Internet service providers are to facilitate the work of law enforcement agencies with orders to preserve and hand over their users’ data. With an additional directive, companies must designate legal representation and establish points of contact.
Negotiations on the EU proposals on “electronic evidence” (“e-evidence”) could be concluded this year. This is according to a note from the then French Presidency of the Council distributed to delegations of EU member states on June 16. The British civil rights organization Statewatch, which published the document, therefore speaks of an “end game”.
According to France, the second political trialogue between the Council and Parliament on June 14 was a “turning point.” The two legislative bodies disagreed mainly on the question of whether a state may oppose another country’s order to hand over “electronic evidence”.
Agreement on “core elements”
In a third political trilogue on June 28, the parties finally reached agreement on “core elements” of the proposed legislation. This is according to so-called four-column documents also published by Statewatch. To this end, the Council held intensive discussions with Parliament’s rapporteur Birgit Sippel (Social Democrats). Justice ministers from France and the Czech Republic were also involved.
The European Commission presented the proposal for a regulation on Production and Preservation Orders of electronic evidence in criminal matters more than four years ago. It is intended to enable the law enforcement authorities of the member states to oblige Internet service providers located in another EU state to transfer data of their users following a request. The regulation contains provisions on inventory and traffic data as well as on the content of communications.

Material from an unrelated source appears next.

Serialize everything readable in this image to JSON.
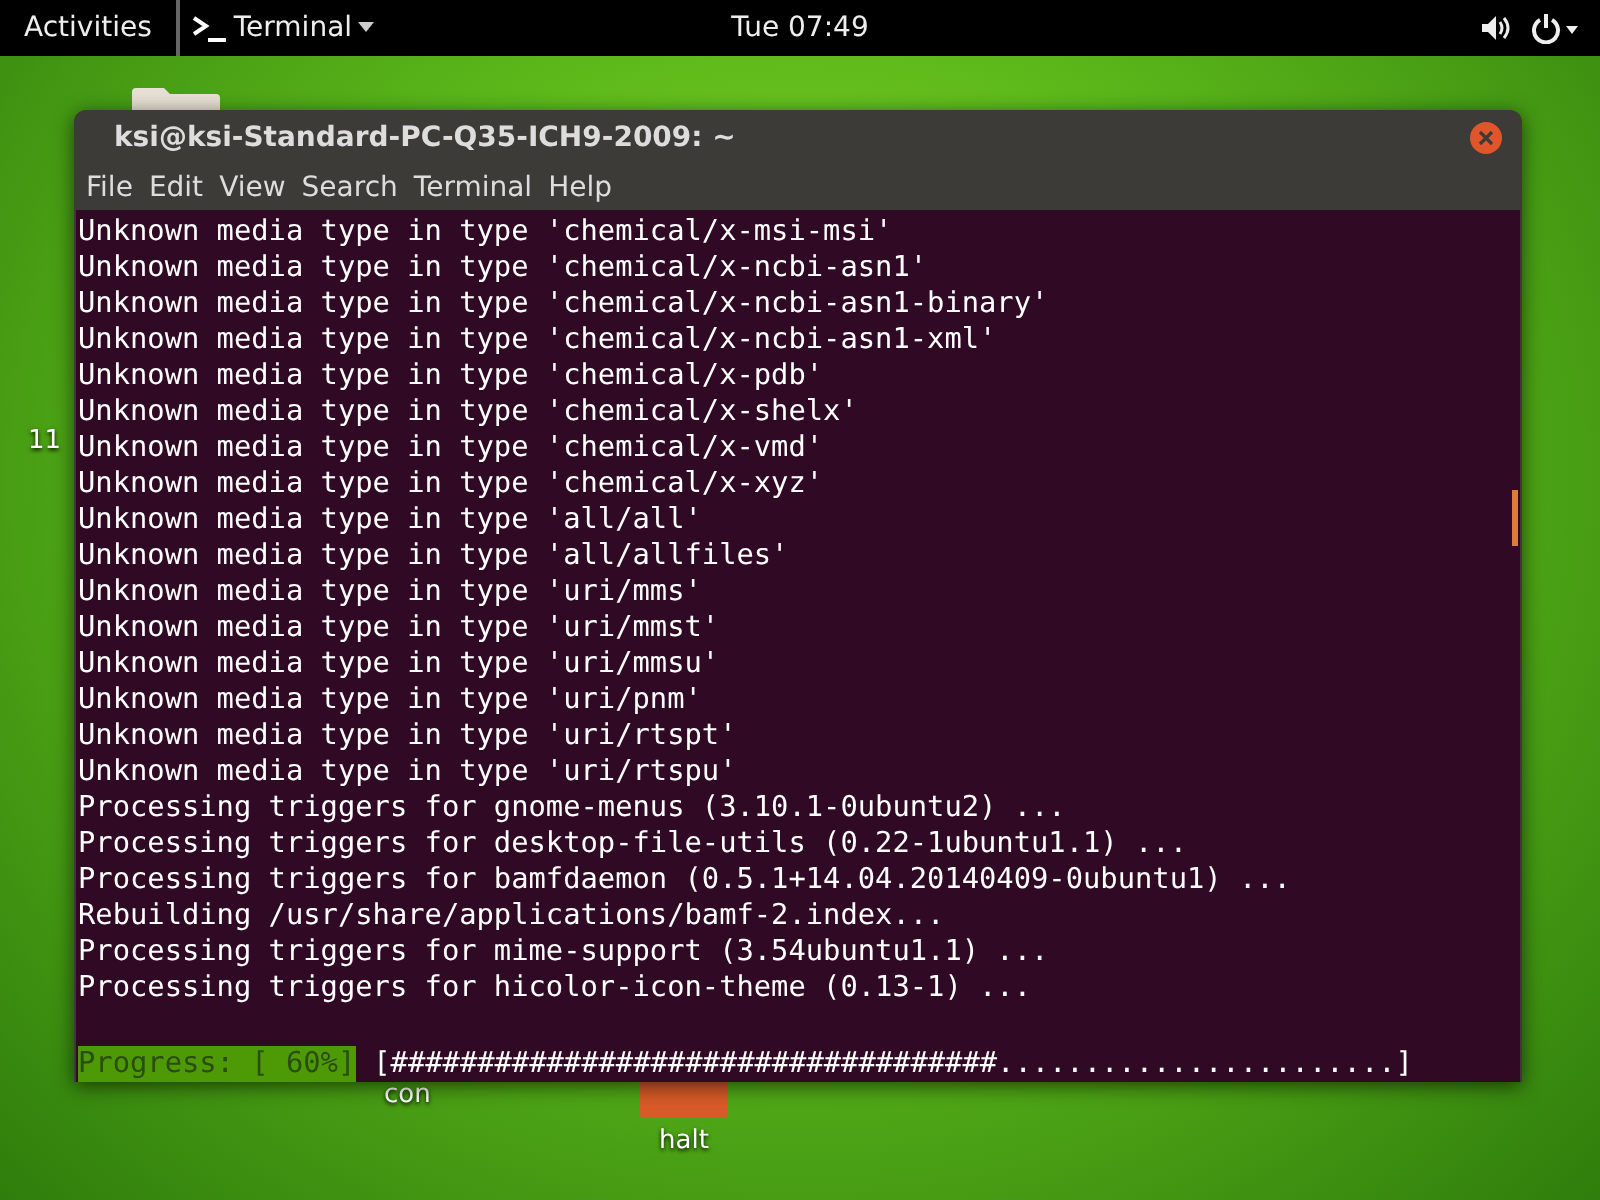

An additional directive also requires companies to appoint legal representatives. Companies based in third countries but offering their services in the EU are also affected. They must designate a “point of contact” within the EU to which orders from an EU country can be sent. The governments on whose territory the companies are located are left out of the loop with their own judicial authorities. The requests will only be authorized in the issuing state by a court order.

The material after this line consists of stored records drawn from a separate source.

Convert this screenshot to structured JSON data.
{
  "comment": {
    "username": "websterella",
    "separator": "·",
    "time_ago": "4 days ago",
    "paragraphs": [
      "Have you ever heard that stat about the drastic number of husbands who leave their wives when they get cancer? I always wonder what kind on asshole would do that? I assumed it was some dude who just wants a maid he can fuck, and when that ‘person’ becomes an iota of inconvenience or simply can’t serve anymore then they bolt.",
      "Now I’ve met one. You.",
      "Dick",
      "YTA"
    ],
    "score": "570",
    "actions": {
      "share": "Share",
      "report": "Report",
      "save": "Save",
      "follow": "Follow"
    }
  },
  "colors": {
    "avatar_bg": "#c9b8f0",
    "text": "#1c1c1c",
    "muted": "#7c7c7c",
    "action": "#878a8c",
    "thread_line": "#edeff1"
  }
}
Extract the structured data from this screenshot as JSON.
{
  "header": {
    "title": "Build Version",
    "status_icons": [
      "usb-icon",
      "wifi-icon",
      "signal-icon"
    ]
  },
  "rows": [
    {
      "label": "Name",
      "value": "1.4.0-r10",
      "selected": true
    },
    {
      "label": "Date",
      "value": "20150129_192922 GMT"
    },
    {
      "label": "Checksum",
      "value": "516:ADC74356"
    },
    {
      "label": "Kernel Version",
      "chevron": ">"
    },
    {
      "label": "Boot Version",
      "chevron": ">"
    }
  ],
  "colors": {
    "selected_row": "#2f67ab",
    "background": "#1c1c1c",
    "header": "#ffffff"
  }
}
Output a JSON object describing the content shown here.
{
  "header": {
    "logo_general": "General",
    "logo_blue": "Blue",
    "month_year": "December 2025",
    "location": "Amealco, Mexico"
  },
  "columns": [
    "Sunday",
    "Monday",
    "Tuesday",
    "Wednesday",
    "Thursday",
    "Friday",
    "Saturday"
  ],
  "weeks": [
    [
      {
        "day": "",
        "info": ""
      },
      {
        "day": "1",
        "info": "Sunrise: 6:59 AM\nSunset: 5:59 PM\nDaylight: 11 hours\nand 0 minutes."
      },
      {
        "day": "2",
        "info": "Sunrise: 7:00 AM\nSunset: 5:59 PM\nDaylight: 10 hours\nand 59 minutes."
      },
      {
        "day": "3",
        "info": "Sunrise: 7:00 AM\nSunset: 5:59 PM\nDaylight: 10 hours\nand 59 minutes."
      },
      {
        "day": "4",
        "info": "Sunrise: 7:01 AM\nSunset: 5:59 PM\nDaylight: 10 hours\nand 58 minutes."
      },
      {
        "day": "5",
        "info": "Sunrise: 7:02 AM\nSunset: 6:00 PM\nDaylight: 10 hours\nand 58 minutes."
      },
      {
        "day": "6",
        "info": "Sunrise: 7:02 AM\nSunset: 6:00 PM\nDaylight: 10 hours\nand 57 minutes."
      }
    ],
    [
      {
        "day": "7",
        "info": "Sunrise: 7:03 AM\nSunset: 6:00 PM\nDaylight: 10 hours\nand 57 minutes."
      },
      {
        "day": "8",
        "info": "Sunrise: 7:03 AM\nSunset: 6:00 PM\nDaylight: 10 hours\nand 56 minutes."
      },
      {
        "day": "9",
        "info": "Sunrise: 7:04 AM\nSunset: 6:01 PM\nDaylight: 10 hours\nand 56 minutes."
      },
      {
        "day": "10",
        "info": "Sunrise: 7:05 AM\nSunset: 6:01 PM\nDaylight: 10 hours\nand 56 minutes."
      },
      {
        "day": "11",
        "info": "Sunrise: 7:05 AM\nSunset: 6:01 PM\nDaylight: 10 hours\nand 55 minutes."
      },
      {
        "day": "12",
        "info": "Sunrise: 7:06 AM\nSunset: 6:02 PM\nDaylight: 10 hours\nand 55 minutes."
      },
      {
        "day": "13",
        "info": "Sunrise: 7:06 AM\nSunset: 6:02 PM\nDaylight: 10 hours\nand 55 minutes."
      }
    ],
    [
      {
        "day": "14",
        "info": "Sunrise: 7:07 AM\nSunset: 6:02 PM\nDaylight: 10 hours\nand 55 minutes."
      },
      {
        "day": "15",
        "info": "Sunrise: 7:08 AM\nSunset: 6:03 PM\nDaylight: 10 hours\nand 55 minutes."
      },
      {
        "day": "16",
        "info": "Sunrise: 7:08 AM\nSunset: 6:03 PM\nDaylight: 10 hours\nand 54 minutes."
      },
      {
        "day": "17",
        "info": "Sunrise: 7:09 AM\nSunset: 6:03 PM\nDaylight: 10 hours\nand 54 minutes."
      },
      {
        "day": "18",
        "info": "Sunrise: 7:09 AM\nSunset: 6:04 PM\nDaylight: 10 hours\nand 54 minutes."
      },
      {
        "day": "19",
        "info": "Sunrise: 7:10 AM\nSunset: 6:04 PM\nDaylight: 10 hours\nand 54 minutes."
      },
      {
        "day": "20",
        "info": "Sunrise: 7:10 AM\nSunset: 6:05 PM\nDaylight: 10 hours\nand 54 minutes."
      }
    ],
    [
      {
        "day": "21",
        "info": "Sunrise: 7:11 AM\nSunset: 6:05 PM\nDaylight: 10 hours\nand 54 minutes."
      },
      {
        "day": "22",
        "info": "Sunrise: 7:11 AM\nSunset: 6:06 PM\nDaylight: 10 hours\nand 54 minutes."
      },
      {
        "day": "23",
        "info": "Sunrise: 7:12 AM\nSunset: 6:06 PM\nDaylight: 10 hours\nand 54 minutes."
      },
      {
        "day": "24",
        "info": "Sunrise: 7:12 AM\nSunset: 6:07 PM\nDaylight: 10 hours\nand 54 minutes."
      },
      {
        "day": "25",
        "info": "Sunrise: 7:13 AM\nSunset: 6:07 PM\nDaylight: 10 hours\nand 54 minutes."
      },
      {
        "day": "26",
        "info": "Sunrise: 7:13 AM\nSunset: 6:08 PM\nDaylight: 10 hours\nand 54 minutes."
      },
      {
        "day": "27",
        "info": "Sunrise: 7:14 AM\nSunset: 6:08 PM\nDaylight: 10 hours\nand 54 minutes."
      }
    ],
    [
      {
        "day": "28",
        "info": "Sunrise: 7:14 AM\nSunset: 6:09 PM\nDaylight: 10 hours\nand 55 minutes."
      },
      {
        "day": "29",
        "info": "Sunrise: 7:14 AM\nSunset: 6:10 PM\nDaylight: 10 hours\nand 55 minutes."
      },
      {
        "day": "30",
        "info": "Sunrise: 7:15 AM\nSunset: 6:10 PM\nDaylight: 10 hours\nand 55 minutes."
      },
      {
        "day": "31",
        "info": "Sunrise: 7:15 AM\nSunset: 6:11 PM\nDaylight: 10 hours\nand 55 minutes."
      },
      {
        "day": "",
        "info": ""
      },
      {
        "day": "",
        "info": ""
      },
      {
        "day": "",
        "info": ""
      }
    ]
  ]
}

Priority of the Czech Presidency
The Czech Republic, which took over the six-month EU presidency from France, is giving the e-evidence dossier high priority. There is to be a final political trialogue at the beginning of September, and by August 19 the justice ministries of the member states are to communicate their position on the negotiations. These will be discussed at a meeting of the Working Party on Judicial Cooperation in Criminal Matters (COPEN) on September 1. Details are then to be clarified in two further technical trilogues, of which there have already been six meetings.
One of the issues still open is the so-called residence criterion. It is supposed to regulate who falls under the scope of the planned regulation. For this purpose, the Parliament proposes one year as the period for determining the permanent residence of a person. According to the Council’s definition, “habitual residence” is to be the decisive factor.

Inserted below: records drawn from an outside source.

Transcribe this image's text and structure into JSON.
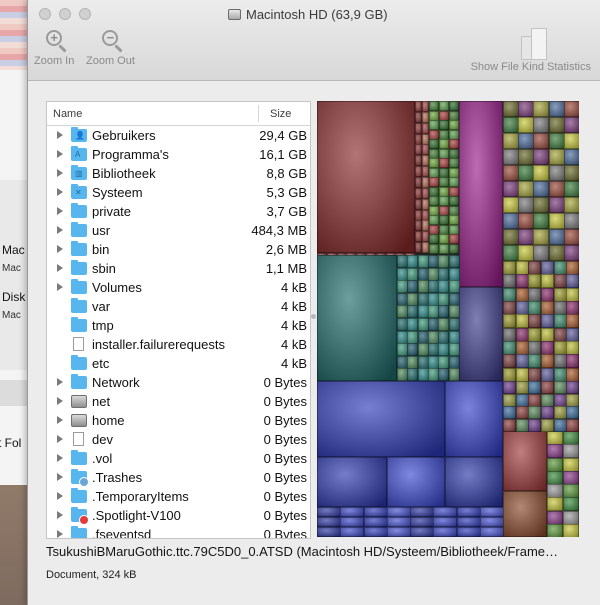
{
  "background_window": {
    "items": [
      {
        "name": "Mac",
        "sub": "Mac"
      },
      {
        "name": "Disk",
        "sub": "Mac"
      }
    ],
    "bottom_label": "t Fol"
  },
  "window": {
    "title": "Macintosh HD (63,9 GB)",
    "toolbar": {
      "zoom_in": "Zoom In",
      "zoom_out": "Zoom Out",
      "file_kind_stats": "Show File Kind Statistics"
    },
    "list": {
      "col_name": "Name",
      "col_size": "Size",
      "rows": [
        {
          "name": "Gebruikers",
          "size": "29,4 GB",
          "expandable": true,
          "icon": "users-folder-icon",
          "glyph": "👤"
        },
        {
          "name": "Programma's",
          "size": "16,1 GB",
          "expandable": true,
          "icon": "applications-folder-icon",
          "glyph": "A"
        },
        {
          "name": "Bibliotheek",
          "size": "8,8 GB",
          "expandable": true,
          "icon": "library-folder-icon",
          "glyph": "▥"
        },
        {
          "name": "Systeem",
          "size": "5,3 GB",
          "expandable": true,
          "icon": "system-folder-icon",
          "glyph": "✕"
        },
        {
          "name": "private",
          "size": "3,7 GB",
          "expandable": true,
          "icon": "folder-icon",
          "glyph": ""
        },
        {
          "name": "usr",
          "size": "484,3 MB",
          "expandable": true,
          "icon": "folder-icon",
          "glyph": ""
        },
        {
          "name": "bin",
          "size": "2,6 MB",
          "expandable": true,
          "icon": "folder-icon",
          "glyph": ""
        },
        {
          "name": "sbin",
          "size": "1,1 MB",
          "expandable": true,
          "icon": "folder-icon",
          "glyph": ""
        },
        {
          "name": "Volumes",
          "size": "4 kB",
          "expandable": true,
          "icon": "folder-icon",
          "glyph": ""
        },
        {
          "name": "var",
          "size": "4 kB",
          "expandable": false,
          "icon": "folder-icon",
          "glyph": ""
        },
        {
          "name": "tmp",
          "size": "4 kB",
          "expandable": false,
          "icon": "folder-icon",
          "glyph": ""
        },
        {
          "name": "installer.failurerequests",
          "size": "4 kB",
          "expandable": false,
          "icon": "document-icon",
          "glyph": ""
        },
        {
          "name": "etc",
          "size": "4 kB",
          "expandable": false,
          "icon": "folder-icon",
          "glyph": ""
        },
        {
          "name": "Network",
          "size": "0 Bytes",
          "expandable": true,
          "icon": "folder-icon",
          "glyph": ""
        },
        {
          "name": "net",
          "size": "0 Bytes",
          "expandable": true,
          "icon": "disk-icon",
          "glyph": ""
        },
        {
          "name": "home",
          "size": "0 Bytes",
          "expandable": true,
          "icon": "disk-icon",
          "glyph": ""
        },
        {
          "name": "dev",
          "size": "0 Bytes",
          "expandable": true,
          "icon": "document-icon",
          "glyph": ""
        },
        {
          "name": ".vol",
          "size": "0 Bytes",
          "expandable": true,
          "icon": "folder-icon",
          "glyph": ""
        },
        {
          "name": ".Trashes",
          "size": "0 Bytes",
          "expandable": true,
          "icon": "folder-badge-icon",
          "glyph": ""
        },
        {
          "name": ".TemporaryItems",
          "size": "0 Bytes",
          "expandable": true,
          "icon": "folder-icon",
          "glyph": ""
        },
        {
          "name": ".Spotlight-V100",
          "size": "0 Bytes",
          "expandable": true,
          "icon": "folder-restricted-icon",
          "glyph": ""
        },
        {
          "name": ".fseventsd",
          "size": "0 Bytes",
          "expandable": true,
          "icon": "folder-icon",
          "glyph": ""
        }
      ]
    },
    "status": {
      "path": "TsukushiBMaruGothic.ttc.79C5D0_0.ATSD (Macintosh HD/Systeem/Bibliotheek/Frame…",
      "kind": "Document, 324 kB"
    },
    "colors": {
      "folder": "#58b6ef",
      "treemap_red": "#8a2a2a",
      "treemap_green": "#3c7a2c",
      "treemap_magenta": "#9a1e8c",
      "treemap_teal": "#1f6b6b",
      "treemap_blue": "#2d3ab8"
    }
  }
}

The application of the planned regulation for “emergency situations” is also controversial. The member states in the Council demand immediate surrender without the detours described in the regulation. The Parliament, meanwhile, insists on a “suspensive effect”.
New “exchange system” for orders and data
New is the proposal for a decentralized “Common European Exchange System” through which the exchange of orders and issued data will be handled. Via national contact points in all EU countries, it is to network the competent authorities from 2026. Each member state must bear the costs of setting up, operating and maintaining the system and ensure that the interfaces are interoperable with those in other countries.
The EU Commission is to specify the details in implementing acts. The digital documents distributed via the exchange system are to be classified as legally secure, for example, in the context of cross-border legal proceedings with electronic signatures and seals. Internet service providers will also be connected with their designated branches. If electronic communication via the “exchange system” is disrupted, transmission must take place via other channels.
The new IT system should also make it possible to compile statistics on Production and Preservation Orders. This should show which of these have been issued for emergencies and which have been refused, and also document the time taken to process them. By June 30 of each year, the commission would then publish a report with data on the previous year.
Similar legislation at Council of Europe and United Nations
In parallel to the negotiations on the e-evidence regulation, the EU Commission has been discussing arrangements with the United States, including across EU borders. Under discussion is inclusion in the so-called CLOUD Act, which allows the U.S. government to issue disclosure orders to domestic Internet service providers.
With a second additional protocol to the Budapest Convention, the Council of Europe has also introduced new regulations on the release of electronic evidence. The agreement, which was negotiated over several years, was opened for signature in May. Initially, 22 member states of the Council of Europe signed it.
Finally, the United Nations is also negotiating such an agreement to combat the use of information and communication technologies for criminal purposes. Because the proposal in July 2021 came from the Russian Federation, many Western UN members were initially reserved. In the meantime, the second round of negotiations has already taken place.